Nabokov's Butterflies: unpublished and uncollected writings by Vladimir Nabokov; edited by Brian Boyd and Robert Michael Pyle (Allen Lane, £25)
There are many instances of professional zoologists being excellent authors - from Charles Darwin to Richard Dawkins - but few examples of great novelists doubling up as proficient zoologists. Vladimir Nabokov, author of Lolita, Russian Ã©migrÃ© intellectual and expert lepidopterist, is the "type specimen" of a renowned novelist with a creditable reputation as an insect taxonomist. In butterfly circles, Nabokov was a monarch.
Butterflies and literature were Nabokov's twin passions. He started in 1906, aged seven, when he caught his first specimen on his family estate. A few years later, Nabokov was precocious enough to think he had found a new species, only to have his dreams dashed. Undaunted, he set out on a life of butterfly hunting, interspersed with equally passionate forays into fiction.
Nabokov not only realised his dream of finding a new species; he had several named after him. He became an authority on the taxonomy of a family known as the "Blues".
"It is not improbable," he said, "that had there been no revolution in Russia, I would have devoted myself entirely to lepidopterology." To him, butterflies represented a form of immortality, whereby the asexual, shuffling caterpillar transmogrified after "death" into an aerial acrobat with the sexual potency to impart a physical presence to future generations.
Although not avowedly religious, Nabokov suspected a conscious design to the world and thought it likely, according to his biographer, Brian Boyd, that there was some transformation of human consciousness beyond death. The astounding metamorphosis of ugly bug into beautiful, if ephemeral, butterfly epitomised this magical passage of the upwardly mobile soul. "We are the caterpillars of angels," he wrote.
At Trinity College, Cambridge, Nabokov switched from natural sciences to French and Russian literature. Writing became his spouse, but lepidoptery was his mistress, with whom he spent summers in the montane regions of Europe and America.
Nabokov's contribution to taxonomy is unquestioned. In addition to describing new species, he formulated a novel method of classification based on the counting of wing scales, with his beautiful illustrations reproduced in this new anthology. Nabokovian humour shines through these writings, illustrated by a note he penned to Hugh Hefner pointing out how the carefully positioned wings and eyespot of a butterfly can be made to look like the Playboy bunny motif.
Nabokov became an expert in classification based on the structure of butterfly genitalia. This has given rise to many ill-informed comments; in fact, genitalic description shows a remarkable utility. Wing patterns often mimic each other, making taxonomy difficult. But genitalic morphology determines who can mate with whom - the ultimate definition of a species. "Excuse me, I've got to go and play with my genitalia," Nabokov would quip to his Harvard guests.

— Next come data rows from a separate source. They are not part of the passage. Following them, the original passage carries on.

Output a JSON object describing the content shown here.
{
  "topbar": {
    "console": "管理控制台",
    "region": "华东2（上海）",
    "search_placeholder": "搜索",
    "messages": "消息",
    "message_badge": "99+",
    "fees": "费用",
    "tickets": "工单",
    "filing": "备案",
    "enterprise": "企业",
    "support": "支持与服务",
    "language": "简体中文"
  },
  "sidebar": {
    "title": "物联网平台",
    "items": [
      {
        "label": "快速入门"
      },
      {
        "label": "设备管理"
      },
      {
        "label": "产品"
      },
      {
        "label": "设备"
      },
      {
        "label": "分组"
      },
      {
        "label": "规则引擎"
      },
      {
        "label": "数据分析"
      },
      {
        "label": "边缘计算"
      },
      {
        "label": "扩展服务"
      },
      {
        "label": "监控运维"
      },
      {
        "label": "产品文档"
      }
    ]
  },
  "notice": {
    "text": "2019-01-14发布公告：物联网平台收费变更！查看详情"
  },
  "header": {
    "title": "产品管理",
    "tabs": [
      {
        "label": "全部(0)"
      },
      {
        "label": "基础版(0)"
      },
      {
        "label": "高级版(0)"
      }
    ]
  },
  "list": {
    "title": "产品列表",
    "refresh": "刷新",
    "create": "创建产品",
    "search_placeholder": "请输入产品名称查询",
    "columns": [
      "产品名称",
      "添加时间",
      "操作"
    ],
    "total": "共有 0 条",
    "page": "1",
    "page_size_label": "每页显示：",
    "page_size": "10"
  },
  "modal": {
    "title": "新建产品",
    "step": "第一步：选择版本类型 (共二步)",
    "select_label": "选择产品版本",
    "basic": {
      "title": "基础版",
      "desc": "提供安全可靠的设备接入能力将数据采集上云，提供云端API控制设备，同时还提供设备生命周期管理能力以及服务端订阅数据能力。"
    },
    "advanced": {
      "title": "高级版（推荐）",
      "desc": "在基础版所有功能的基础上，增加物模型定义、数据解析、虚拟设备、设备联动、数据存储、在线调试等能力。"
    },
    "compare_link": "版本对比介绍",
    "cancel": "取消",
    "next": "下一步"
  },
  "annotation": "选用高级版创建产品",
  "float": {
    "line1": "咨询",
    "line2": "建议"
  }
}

For all his scientific expertise, Nabokov had a problem with Darwinian natural selection. Faced with excessive variation, he found Darwin's explanation inadequate. He was particularly interested in mimicry, the powerful ability of butterflies to look like something else, such as a pair of owl's eyes or a worm-infested leaf.
Darwinists say mimicry is explained by the need to avoid being eaten. Nabokov was unsure. He explains that butterfly mimicry has achieved such levels of "subtlety, exuberance and luxury" that it seems "far in excess of a predator's power of appreciation."
According to one lepidopterist, Nabokov had such a "strong metaphysical investment in his challenge to selection" that he could not change his mind. Had he received formal training in population genetics, he might have seen the light. Darwin's engine of evolutionary change was, in fact, responsible for making those butterfly genitalia so reliable in his eternal hunt for new species.
The reviewer is science editor of 'The Independent'